• WORK TASK: Find the word "David" in the data, then copy each line where it is found.

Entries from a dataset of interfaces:
--- START ---

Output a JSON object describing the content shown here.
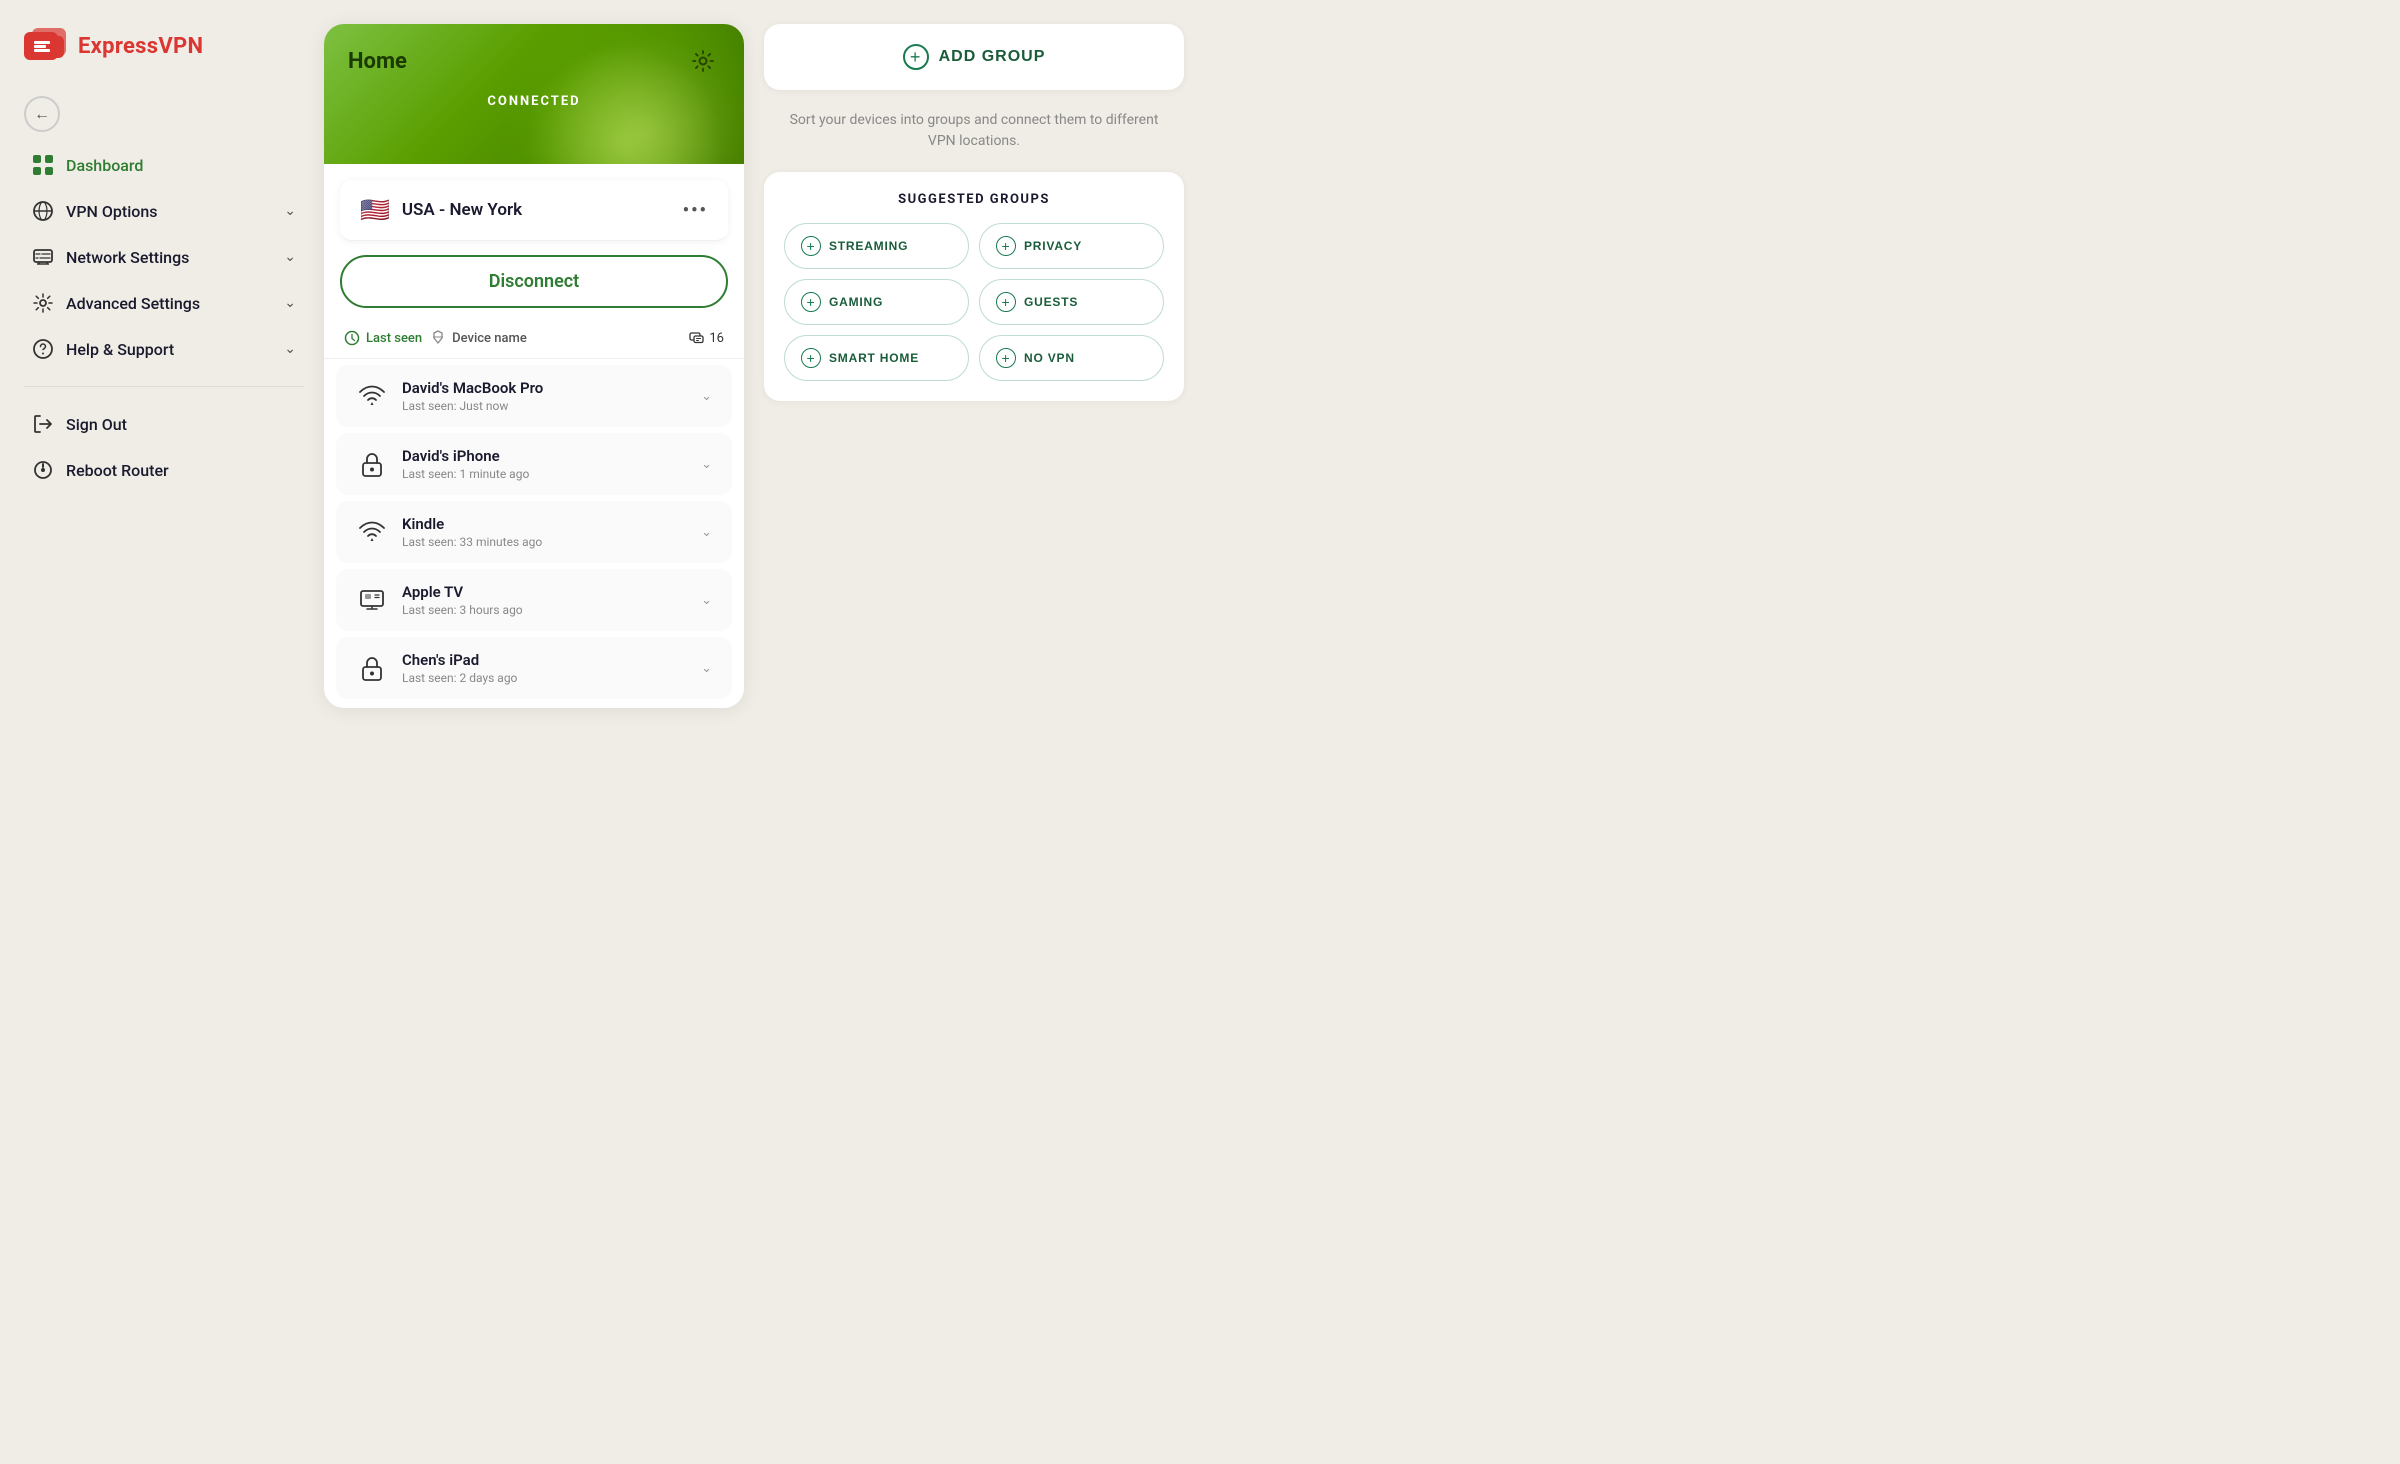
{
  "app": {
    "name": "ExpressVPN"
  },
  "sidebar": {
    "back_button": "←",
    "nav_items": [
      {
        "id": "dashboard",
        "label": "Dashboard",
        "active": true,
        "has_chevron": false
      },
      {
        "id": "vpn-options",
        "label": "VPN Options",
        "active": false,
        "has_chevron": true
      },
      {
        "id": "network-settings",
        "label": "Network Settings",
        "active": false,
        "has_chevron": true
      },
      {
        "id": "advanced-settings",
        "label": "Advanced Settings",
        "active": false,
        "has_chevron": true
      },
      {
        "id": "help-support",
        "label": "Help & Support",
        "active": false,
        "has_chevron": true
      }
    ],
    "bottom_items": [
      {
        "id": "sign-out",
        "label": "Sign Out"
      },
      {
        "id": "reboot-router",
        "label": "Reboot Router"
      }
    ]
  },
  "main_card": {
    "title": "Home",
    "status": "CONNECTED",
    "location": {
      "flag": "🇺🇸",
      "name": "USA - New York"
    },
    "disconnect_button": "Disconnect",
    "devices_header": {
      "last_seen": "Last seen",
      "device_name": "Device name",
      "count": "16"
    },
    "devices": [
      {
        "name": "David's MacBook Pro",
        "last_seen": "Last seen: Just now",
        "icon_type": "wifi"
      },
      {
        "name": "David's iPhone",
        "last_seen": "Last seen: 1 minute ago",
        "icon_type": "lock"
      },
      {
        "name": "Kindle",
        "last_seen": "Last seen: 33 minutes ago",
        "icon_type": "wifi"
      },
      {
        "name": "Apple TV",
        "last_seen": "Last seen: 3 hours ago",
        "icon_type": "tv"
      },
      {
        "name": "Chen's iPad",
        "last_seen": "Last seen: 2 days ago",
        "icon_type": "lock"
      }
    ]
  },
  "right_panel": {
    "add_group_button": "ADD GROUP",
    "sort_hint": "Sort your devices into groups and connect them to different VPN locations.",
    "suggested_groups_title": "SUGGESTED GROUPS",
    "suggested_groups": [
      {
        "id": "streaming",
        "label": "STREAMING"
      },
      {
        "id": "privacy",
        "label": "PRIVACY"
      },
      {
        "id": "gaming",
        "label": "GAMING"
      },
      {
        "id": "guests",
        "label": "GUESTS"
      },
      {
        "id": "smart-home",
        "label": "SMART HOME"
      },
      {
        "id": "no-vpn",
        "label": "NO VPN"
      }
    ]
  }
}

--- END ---
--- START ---

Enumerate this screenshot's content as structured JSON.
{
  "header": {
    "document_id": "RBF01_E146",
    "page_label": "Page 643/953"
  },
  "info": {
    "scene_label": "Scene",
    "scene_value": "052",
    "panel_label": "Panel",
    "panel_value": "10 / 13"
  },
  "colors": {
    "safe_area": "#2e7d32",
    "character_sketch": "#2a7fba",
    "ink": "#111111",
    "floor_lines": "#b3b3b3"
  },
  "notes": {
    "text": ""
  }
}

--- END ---

• SOLUTION FOR THIS PROBLEM:
        "name": "David's MacBook Pro",
        "name": "David's iPhone",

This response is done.